Data in this exercise —

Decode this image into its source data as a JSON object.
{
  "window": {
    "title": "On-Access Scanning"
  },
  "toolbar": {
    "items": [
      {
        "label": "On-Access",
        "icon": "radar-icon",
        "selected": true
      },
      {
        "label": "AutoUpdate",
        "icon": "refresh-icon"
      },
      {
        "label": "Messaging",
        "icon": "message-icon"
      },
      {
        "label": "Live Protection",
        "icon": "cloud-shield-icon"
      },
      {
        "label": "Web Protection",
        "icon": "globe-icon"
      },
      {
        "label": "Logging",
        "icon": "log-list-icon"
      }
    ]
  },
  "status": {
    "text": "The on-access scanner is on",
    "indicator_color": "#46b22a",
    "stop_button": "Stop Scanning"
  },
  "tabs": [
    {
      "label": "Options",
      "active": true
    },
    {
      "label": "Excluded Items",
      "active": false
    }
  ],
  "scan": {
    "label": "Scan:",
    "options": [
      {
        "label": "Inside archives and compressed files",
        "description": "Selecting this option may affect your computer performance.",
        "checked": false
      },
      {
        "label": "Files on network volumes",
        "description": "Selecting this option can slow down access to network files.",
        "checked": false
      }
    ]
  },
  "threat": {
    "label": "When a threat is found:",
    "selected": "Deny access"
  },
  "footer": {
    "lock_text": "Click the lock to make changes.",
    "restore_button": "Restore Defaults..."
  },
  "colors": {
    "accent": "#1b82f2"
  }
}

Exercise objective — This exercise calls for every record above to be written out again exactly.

Solution to the problem —
Decode this image into its source data as a JSON object.
{
  "window": {
    "title": "On-Access Scanning"
  },
  "toolbar": {
    "items": [
      {
        "label": "On-Access",
        "icon": "radar-icon",
        "selected": true
      },
      {
        "label": "AutoUpdate",
        "icon": "refresh-icon"
      },
      {
        "label": "Messaging",
        "icon": "message-icon"
      },
      {
        "label": "Live Protection",
        "icon": "cloud-shield-icon"
      },
      {
        "label": "Web Protection",
        "icon": "globe-icon"
      },
      {
        "label": "Logging",
        "icon": "log-list-icon"
      }
    ]
  },
  "status": {
    "text": "The on-access scanner is on",
    "indicator_color": "#46b22a",
    "stop_button": "Stop Scanning"
  },
  "tabs": [
    {
      "label": "Options",
      "active": true
    },
    {
      "label": "Excluded Items",
      "active": false
    }
  ],
  "scan": {
    "label": "Scan:",
    "options": [
      {
        "label": "Inside archives and compressed files",
        "description": "Selecting this option may affect your computer performance.",
        "checked": false
      },
      {
        "label": "Files on network volumes",
        "description": "Selecting this option can slow down access to network files.",
        "checked": false
      }
    ]
  },
  "threat": {
    "label": "When a threat is found:",
    "selected": "Deny access"
  },
  "footer": {
    "lock_text": "Click the lock to make changes.",
    "restore_button": "Restore Defaults..."
  },
  "colors": {
    "accent": "#1b82f2"
  }
}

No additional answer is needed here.